As expected, the ConcertaciÃ³n presidential candidate, Michelle Bachelet, and the RenovaciÃ³n Nacional candidate, SebastiÃ¡n PiÃ±era, will advance to a runoff, according to El Mercurio‘s handy graphics and tables:
LavÃn (UDI), 23.2
Hirsch (left), 5.2
Results are not final, but probably will not change much.
Bachelet has a strong lead going into the runoff, but the combined votes of the two right-wing candidates are greater than her own votes by just over three percentage points, and total to around 49%. Bachelet and Hirsch combine for a narrow majority for the left. Her task is now to cement that majority in the head-to-head battle leading up to the runoff in January.
Bachelet has to court the left votes without losing more conservative Christian Democrats to PiÃ±era. The more she courts voters on one side, the more she risks losing voters on the other. If Hirsch voters stay home, it is bad news for her, but not as bad as if center-right voters go to her opponent.
On the right, it can’t necessarily be assumed that all of LavÃn’s voters will go to PiÃ±era. Some will abstain and others could even vote for Bachelet, as despite his being the most “right wing” in conventional terms, LavÃn developed a following among some poor constituencies in his term as mayor of a Santiago suburb, and later of Santiago itself. LavÃn only narrowly lost to the current president, Ricardo Lagos, also a Socialist, in the runoff in January, 2000. In the interim, however, he has probably gained more new enemies than friends (which explains why he came in third, behind a fellow right-wing candidate).

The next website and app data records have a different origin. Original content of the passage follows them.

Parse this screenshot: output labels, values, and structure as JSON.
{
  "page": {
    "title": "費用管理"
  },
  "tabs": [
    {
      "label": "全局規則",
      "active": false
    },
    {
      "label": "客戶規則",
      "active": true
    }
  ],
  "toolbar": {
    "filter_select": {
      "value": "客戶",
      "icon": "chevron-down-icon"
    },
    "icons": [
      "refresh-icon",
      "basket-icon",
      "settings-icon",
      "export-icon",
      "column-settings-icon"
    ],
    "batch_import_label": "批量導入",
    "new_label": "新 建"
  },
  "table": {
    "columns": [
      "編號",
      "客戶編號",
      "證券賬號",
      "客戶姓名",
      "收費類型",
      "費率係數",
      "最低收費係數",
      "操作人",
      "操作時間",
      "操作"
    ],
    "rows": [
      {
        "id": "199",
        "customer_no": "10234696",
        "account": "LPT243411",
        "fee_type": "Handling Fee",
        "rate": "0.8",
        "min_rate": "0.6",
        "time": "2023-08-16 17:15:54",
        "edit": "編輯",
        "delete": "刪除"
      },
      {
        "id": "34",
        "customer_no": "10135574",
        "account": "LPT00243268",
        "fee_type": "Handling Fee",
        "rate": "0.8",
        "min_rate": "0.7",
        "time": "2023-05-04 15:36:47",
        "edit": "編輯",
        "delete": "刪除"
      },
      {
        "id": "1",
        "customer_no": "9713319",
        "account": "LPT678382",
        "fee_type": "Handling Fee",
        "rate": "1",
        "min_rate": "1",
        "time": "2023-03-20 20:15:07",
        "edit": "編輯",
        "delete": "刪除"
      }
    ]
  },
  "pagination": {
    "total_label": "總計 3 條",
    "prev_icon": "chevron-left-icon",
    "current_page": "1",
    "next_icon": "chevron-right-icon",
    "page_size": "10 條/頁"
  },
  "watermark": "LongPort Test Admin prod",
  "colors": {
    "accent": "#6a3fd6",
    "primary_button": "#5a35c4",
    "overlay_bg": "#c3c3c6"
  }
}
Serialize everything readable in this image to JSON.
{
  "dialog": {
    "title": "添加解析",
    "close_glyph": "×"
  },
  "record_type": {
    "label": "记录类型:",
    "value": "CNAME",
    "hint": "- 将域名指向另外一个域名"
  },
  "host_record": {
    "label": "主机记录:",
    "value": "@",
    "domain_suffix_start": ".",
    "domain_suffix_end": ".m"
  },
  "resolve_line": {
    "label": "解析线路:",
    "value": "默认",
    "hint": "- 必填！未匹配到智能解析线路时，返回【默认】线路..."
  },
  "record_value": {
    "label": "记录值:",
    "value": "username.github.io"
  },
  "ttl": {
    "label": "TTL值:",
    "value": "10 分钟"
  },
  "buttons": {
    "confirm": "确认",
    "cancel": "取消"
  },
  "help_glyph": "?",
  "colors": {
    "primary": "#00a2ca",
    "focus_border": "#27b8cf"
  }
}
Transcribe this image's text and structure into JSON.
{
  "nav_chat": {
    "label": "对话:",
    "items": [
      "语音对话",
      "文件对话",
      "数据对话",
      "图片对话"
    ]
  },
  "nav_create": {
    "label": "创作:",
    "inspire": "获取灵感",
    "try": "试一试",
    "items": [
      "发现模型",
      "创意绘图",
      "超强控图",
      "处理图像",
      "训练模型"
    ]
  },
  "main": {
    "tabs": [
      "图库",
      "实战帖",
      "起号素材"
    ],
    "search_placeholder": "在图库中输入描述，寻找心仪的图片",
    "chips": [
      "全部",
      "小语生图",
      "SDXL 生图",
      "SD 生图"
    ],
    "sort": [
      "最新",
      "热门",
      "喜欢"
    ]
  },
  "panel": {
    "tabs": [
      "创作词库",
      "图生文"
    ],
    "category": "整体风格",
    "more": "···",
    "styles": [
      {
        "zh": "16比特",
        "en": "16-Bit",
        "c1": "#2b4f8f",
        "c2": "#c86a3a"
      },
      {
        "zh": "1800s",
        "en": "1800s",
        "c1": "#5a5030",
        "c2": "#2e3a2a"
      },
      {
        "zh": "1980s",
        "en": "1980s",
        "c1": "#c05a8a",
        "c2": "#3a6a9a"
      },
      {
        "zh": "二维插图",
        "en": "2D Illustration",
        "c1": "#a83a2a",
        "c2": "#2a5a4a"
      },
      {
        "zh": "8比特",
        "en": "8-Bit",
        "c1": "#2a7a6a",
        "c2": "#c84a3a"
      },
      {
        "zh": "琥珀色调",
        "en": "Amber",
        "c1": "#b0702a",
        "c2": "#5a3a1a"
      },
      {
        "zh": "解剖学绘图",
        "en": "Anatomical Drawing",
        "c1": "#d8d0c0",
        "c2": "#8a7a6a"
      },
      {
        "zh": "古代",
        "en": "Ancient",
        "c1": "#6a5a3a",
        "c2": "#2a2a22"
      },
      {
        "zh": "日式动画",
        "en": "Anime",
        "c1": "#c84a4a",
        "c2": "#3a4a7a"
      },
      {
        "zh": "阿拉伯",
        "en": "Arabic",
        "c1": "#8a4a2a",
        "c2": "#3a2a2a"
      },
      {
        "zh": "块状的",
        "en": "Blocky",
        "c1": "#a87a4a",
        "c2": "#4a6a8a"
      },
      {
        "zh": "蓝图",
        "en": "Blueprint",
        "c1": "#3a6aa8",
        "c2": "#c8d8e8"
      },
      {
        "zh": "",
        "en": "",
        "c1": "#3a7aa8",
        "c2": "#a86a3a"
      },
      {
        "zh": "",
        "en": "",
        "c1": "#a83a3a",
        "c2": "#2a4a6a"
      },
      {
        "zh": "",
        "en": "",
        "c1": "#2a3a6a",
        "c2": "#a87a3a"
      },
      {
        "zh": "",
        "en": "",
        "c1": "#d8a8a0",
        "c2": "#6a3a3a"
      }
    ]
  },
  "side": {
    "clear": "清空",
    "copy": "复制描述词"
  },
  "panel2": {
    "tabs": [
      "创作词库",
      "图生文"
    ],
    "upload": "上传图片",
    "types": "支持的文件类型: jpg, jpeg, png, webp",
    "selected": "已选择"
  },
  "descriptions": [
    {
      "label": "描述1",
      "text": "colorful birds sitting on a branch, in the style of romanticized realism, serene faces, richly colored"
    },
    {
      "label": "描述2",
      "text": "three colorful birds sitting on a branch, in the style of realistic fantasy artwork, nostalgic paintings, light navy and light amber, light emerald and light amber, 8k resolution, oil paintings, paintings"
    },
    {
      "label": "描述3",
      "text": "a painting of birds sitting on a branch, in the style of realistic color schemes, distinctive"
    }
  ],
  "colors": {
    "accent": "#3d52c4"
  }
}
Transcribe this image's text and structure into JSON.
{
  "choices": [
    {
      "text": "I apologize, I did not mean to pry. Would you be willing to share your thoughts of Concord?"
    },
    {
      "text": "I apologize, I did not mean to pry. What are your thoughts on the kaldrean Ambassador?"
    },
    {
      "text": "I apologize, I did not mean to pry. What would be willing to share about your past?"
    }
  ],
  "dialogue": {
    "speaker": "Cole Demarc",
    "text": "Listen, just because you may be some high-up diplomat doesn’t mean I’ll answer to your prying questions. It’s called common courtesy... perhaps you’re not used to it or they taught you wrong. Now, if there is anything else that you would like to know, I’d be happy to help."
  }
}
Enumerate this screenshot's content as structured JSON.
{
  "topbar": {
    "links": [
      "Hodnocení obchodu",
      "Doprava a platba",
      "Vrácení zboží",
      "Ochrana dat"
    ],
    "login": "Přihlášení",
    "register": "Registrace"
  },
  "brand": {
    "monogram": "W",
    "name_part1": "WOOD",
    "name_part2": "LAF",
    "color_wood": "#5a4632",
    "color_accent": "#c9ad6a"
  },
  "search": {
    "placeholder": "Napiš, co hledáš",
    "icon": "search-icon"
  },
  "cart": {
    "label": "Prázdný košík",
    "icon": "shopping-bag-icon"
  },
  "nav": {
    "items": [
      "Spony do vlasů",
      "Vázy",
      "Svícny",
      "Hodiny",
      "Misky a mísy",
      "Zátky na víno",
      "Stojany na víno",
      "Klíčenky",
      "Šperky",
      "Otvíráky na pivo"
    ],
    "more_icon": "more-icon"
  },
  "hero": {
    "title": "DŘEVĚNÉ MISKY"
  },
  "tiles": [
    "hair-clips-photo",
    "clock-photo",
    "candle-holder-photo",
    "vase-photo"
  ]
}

Bachelet should win, but it can’t be called a foregone conclusion.